IT was November 1958, and the warden of Dumfries Youth Centre felt he had to speak out. The streets of the town, he publicly complained, “are filled with louts and badly-dressed baby dolls”.

He later said his remarks had been directed to “a very definite fringe of badly-dressed Teddy boys and untidy unkempt girls plastered with lipstick”. The real trouble, he asserted, was a lack of sufficient youth clubs of the right kind.

Teddy Boys (like the two Glaswegian teenagers, seen here in 1956, main image) were renowned for their fondness for Edwardian fashions: jackets with narrow sleeves, velvet trims and drainpipe trousers.

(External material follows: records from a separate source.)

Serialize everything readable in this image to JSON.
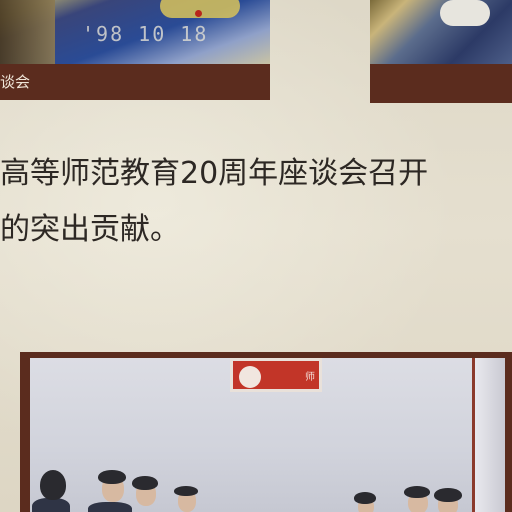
{
  "photos": {
    "top_left": {
      "date_stamp": "'98 10 18",
      "caption": "谈会"
    },
    "bottom": {
      "banner_text": "师"
    }
  },
  "article": {
    "line1": "高等师范教育20周年座谈会召开",
    "line2": "的突出贡献。"
  }
}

Teddy Boys and other teenagers horrified local authorities across Britain in 1956 when screenings of Rock Around the Clock, a film featuring Bill Haley and the Comets, led to merry scenes of disorder in cinemas. Some councils banned the film.

With their distinctive fashions and hair styles, Teddy Boys featured in some of the pocket cartoons of Bud O’Neill, but not everyone liked the tribe: two men, one brandishing a hatchet, chased a group of Teddy Boys down Govan’s Langlands Road in December 1956. Both men ended up in court; one claimed that his front door had been kicked in by the Teddy Boys.

In May 1979 the ever-youthful Haley and his Comets played the Glasgow Apollo; in the 2,000-strong audience were hundreds of people of all ages (above) wearing drape jackets and crepe-soled shoes.

“Many of them”, reported our entertainments editor, Andrew Young, “were the grandchildren of those who had been at the rock riots of the 1950s when Bill Haley first appeared at the Odeon Cinema, Glasgow”. The men “were like peacocks ... By comparison, most of the females looked ordinary”.

Read more: Herald Diary